There is more to the story. Thomas Dixon, the author of the book, “The Clansman,” from which “The Birth of a Nation” was derived, never became famous. But when Dixon saw “The Birth of a Nation” for the first time, he knew that the goal of his life’s work had been achieved. As Joel Williamson puts it, watching the film, “Up in the balcony he (Dixon) had again just saved a larger than life white woman from the monstrous black beast.” The link between race and sex was now front and center. And on the big screen for millions to see.
Dixon was a friend of Woodrow Wilson. He had the president screen “The Birth of a Nation” at the White House for the Cabinet members and their families. At the conclusion, Wilson said that the film “was like writing history with lightning,” and, more revealing of his world-view, “It is all so terribly true.”
Pretty soon, everyone in a high position in government was watching “The Birth of a Nation.”
So what? So they watched a movie. What harm was done, even if it was racist and glorified the Ku Klux Klan? The answer is that the positive response to “The Birth of a Nation” was as potent a sign of the otherization of black Americans, especially black men, as you could find.
It was also an indication of the designation of black people as scapegoats in American society. And, as one of the main characters in Arthur Koestler’s novel, “Darkness at Noon,” said, “Experience teaches that the masses must be given for all difficult and complicated processes a simple easily grasped explanation. According to what I know of history … mankind could never do without scapegoats.” And, in many cities, north and south, whites were happy to jump on the “Birth of a Nation” bandwagon, rioting and beating black people in the streets.
But Wilson went beyond positive film reviews. Even though he was more of a day-to-day bigot than a rabid racist, he acted on his prejudices. To “avoid friction,” the Wilson administration ordered federal agencies to be racially segregated. One form of “friction” that was at the heart of Wilson’s program – and right in line with “The Birth of a Nation” – was to make sure that no white women ever had a black male boss.
In Wilson’s view, using today’s language, it was a “win-win.” Everyone would be more comfortable, and no one should think that “segregation” meant discrimination.
But, in addition to agencies being reorganized along racial lines and office staffs being separated by race, sometimes by rows of file cabinets, there was far worse to come. First, Wilson took a hands-off approach to the treatment of black people in the South. After all, in his view, “white southerners understood the Negro.”
Then we come back to the federal government, that oasis in the desert of racial discrimination. What Wilson also took a hands-off approach to was the purge of the federal government. The goal of the now-empowered racist radicals was not to segregate black people in government. It was to get rid of them. As the senator from Mississippi said, “I don’t care what is done up in Yankeeland. If they want negroes, let them have them, we … do not want them.”
And so, many thousands of black federal workers were sent packing.
Within five years, Wilson was dead and gone, but the damage had been done. The patterns of segregation and bigotry that he had institutionalized persisted well into the future.
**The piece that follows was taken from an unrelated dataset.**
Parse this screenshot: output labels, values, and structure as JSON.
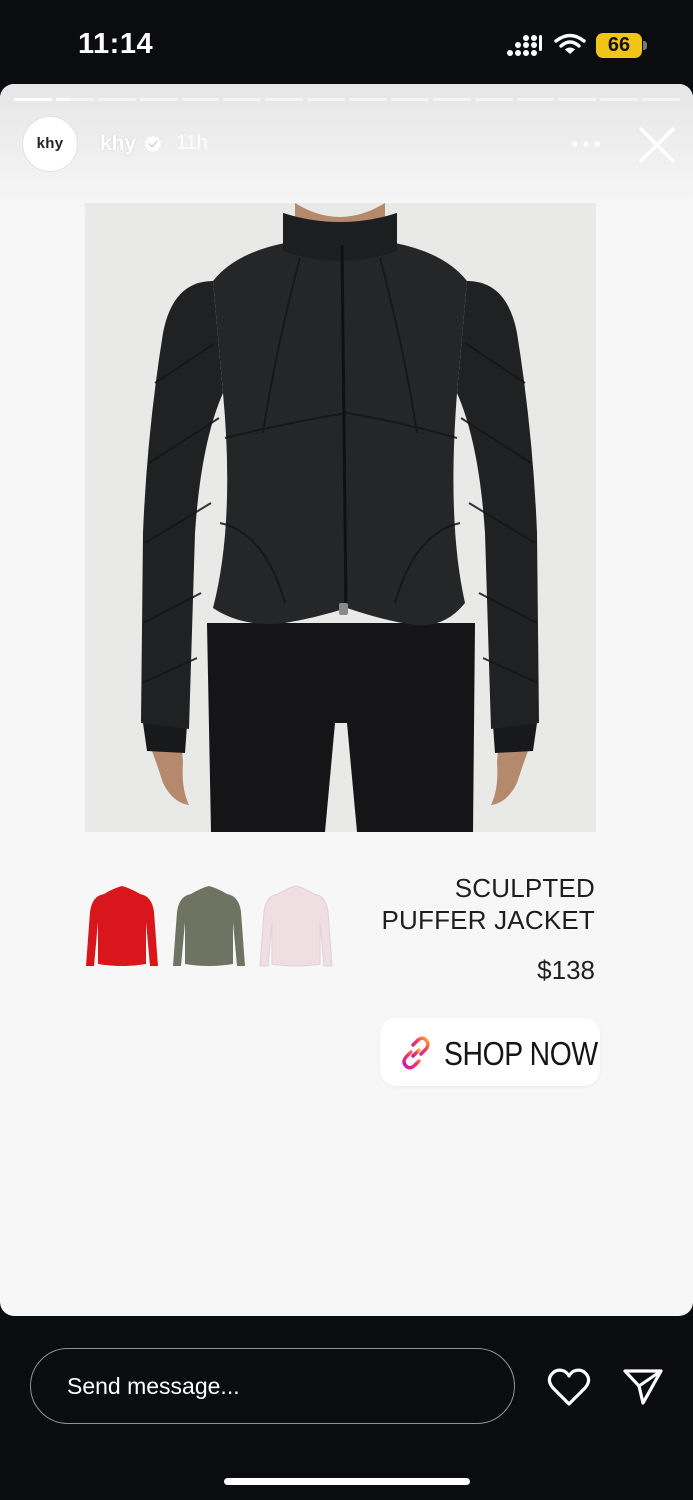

The story of Wilson’s League of Nations campaign, his stroke, decline and death are well known. But, as is always the case, we know little or nothing about what happened to those many thousands whose lives he and his administration upended and ruined. To paraphrase the famous quote, one life lost is a tragedy, especially if it is a famous life, many thousands lost and ruined is statistics, especially if those statistics are about the lives of “the others.”